The burgers go on the grill on Friday, July 15, and the opportunity to eat and help is golden.
Area 15 Special Olympics is the host and beneficiary of the Special Olympics Hamburger Luncheon beginning at 11 a.m. to 2 p.m. Friday at First Baptist Church of Maryville.
“If you like a good, chargrilled burger, be at First Baptist Church Maryville on Friday,” said Cookie Crowson, who is assistant director for Maryville Alcoa Blount County Parks and Recreation and director of Area 15 Special Olympics.
The annual Area 15 Special Olympics Burger Luncheon is as much a community gathering as an opportunity to get a good burger, said Crowson.
“I think we’re providing a good quality lunch for folks at a very good price,” Crowson said. “We start with a good lean burger. We have some good cooks between the City of Maryville Fire Department, Atmos Energy and Parks and Recreation. They prepare the burgers very well, and we have fresh, homegrown tomatoes from Conning Farms and good, fresh lettuce.
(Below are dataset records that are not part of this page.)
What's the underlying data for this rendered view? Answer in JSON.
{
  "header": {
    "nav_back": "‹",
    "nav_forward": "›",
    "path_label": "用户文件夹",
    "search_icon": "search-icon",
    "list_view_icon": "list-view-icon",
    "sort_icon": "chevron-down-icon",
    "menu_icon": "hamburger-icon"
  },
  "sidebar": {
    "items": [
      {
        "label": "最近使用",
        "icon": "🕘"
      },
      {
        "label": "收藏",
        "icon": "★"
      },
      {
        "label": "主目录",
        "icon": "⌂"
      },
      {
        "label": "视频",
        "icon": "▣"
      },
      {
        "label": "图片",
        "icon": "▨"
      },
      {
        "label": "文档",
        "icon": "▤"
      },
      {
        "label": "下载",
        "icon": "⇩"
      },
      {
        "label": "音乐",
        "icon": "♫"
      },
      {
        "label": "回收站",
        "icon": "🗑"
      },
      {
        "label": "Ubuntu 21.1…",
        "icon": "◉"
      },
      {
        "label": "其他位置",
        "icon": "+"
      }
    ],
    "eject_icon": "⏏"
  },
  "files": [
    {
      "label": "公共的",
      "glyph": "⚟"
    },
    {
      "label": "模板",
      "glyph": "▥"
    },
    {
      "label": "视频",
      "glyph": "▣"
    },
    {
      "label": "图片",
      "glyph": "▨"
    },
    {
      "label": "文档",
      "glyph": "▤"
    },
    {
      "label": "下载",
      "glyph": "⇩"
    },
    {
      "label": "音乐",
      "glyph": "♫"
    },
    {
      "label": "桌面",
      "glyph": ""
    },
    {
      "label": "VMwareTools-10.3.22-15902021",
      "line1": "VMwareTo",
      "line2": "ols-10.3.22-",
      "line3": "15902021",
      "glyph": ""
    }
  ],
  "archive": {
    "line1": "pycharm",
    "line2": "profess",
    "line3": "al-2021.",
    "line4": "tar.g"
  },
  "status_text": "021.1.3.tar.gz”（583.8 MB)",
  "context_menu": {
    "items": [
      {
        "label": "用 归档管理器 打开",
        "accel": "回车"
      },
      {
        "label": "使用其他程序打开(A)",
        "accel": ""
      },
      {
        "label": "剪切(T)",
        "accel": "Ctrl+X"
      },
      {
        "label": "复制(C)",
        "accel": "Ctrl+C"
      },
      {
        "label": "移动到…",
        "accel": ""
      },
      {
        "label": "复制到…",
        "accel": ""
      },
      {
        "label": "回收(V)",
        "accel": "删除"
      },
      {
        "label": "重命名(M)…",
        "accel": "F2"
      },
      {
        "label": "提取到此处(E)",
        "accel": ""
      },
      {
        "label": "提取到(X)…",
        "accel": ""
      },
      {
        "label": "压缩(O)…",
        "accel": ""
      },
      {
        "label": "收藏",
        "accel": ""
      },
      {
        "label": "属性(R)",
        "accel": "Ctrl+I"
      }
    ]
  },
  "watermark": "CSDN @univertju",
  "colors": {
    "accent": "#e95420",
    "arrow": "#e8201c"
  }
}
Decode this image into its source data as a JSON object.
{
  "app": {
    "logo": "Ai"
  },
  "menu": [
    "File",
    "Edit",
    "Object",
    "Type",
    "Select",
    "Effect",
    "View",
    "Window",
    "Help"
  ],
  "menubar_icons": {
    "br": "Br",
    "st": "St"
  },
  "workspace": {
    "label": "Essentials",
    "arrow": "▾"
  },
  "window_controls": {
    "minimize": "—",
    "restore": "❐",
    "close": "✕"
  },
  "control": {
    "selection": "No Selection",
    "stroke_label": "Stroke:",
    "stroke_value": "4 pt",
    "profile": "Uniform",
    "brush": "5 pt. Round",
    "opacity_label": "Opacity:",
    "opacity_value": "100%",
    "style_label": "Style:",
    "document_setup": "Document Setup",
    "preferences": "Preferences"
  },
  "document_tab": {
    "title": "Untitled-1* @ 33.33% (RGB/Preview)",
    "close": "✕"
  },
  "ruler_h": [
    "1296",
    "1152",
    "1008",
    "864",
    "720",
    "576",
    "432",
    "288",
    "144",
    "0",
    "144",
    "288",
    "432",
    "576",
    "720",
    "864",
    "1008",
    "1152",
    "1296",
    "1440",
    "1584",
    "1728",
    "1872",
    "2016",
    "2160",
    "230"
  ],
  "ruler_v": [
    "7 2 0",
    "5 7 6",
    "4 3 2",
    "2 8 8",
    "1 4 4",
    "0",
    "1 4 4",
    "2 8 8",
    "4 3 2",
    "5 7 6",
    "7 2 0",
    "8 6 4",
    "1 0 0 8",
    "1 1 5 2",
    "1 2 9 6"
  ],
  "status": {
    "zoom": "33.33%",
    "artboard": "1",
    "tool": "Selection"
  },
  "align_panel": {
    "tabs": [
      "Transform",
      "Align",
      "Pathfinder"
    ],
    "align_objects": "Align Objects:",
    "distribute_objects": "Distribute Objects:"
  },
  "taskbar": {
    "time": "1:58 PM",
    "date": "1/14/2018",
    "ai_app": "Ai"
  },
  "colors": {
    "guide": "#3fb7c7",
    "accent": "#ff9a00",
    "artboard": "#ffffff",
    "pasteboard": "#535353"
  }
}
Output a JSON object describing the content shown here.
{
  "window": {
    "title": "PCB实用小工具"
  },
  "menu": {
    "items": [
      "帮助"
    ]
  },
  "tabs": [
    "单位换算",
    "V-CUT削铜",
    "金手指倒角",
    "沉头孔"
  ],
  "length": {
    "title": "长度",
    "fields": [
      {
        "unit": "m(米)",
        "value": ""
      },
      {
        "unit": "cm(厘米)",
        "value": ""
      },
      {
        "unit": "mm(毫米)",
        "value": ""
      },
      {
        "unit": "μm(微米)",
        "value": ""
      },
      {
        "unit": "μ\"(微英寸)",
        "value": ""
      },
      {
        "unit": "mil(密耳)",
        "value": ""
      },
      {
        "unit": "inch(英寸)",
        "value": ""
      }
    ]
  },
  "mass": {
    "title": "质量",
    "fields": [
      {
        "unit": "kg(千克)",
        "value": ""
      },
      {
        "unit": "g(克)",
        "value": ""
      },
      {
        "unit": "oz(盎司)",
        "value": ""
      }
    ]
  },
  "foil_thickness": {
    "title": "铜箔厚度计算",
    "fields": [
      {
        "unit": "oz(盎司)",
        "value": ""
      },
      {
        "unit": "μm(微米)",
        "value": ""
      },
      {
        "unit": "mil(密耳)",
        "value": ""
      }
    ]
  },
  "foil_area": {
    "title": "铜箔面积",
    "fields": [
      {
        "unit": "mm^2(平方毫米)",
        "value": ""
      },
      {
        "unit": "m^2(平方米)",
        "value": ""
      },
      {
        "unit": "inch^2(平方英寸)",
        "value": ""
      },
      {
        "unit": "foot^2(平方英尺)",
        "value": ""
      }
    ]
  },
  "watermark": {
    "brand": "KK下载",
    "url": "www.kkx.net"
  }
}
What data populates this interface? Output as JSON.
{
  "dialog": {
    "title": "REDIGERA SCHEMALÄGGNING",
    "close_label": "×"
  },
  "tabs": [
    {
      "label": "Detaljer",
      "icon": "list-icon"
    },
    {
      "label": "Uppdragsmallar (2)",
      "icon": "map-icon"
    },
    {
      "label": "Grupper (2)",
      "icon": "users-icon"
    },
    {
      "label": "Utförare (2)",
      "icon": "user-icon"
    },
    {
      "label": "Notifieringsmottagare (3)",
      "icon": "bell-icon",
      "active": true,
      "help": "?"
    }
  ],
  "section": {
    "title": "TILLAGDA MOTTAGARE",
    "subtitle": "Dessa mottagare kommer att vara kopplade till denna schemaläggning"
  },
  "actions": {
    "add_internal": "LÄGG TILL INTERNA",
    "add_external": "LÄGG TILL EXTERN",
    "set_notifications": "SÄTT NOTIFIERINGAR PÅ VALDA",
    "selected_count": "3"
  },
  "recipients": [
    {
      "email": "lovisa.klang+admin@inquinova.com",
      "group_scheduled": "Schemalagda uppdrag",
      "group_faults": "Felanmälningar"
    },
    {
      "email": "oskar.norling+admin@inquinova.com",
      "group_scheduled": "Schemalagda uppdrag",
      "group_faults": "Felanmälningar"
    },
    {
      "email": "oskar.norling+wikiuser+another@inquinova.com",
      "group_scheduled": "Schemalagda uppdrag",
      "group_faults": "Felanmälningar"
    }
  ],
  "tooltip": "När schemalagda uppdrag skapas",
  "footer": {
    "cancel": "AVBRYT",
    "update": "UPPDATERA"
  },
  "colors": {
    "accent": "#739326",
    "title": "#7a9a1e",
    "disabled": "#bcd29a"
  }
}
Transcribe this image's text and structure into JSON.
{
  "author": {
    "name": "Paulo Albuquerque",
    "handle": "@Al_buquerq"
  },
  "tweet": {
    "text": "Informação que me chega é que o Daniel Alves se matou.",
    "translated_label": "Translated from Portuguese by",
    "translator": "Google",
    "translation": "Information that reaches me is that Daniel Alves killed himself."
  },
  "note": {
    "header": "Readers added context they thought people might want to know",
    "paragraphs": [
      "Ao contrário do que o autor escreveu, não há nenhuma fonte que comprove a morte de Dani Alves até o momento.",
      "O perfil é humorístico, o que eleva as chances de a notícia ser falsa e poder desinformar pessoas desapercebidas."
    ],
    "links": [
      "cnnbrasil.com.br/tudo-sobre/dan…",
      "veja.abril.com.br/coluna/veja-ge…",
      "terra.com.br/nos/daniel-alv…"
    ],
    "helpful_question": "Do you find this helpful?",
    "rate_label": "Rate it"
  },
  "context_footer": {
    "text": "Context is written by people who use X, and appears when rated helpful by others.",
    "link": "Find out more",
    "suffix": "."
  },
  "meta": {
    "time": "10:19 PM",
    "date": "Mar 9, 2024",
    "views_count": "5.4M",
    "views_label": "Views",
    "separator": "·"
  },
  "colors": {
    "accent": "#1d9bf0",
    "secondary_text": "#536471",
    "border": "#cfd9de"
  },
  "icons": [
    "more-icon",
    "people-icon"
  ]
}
The cost is $6, which gets you a burger, chips, a drink and cookies.”
Crowson said folks can eat at the church or get a take-out order. “People can call 865-680-8305 as early as 10 that morning to pre-order take-out. Then they just come by and pick up their orders at whatever time they need them,” she said. Take-out orders can also be done on site for walk-ups.
Crowson said the lunch is a good deal for customers. “It’s a quality meal. We’re always concerned that we give customers something worth the money people are paying, and I feel good about our quality and our price,” she said.
“We have sponsors who support this and offset the expenses. The whole goal is to raise money for Area 15 Special Olympics in Blount County.”
Crowson said Area 15 Special Olympics has been fundraising for many years. “We were doing the bean lunch as far back as 1999. Five years ago we started the burger luncheon,” she said. “Our goal is to raise at least $3,000 for Special Olympics. It goes right back into Special Olympics to provide meals and transportation to state games, equipment and supplies like stop watches or any other costs you can think of that has to do with putting on these events that we do several times throughout the year.”
Crowson said the dollars raised support efforts from spring and summer track and field to winter games like basketball and bowling. “It all takes money. You don’t always have everything supplied by sponsors. You need dollars to make these events happen. We get no financial support through the State of Tennessee or from Special Olympics International. Our participants number more than 300,” she said.
Crowson said that once the school year starts, there are Special Olympics events throughout the year. “The funds we raise at this event plus everything we get from the community allows us to do all those other programs.”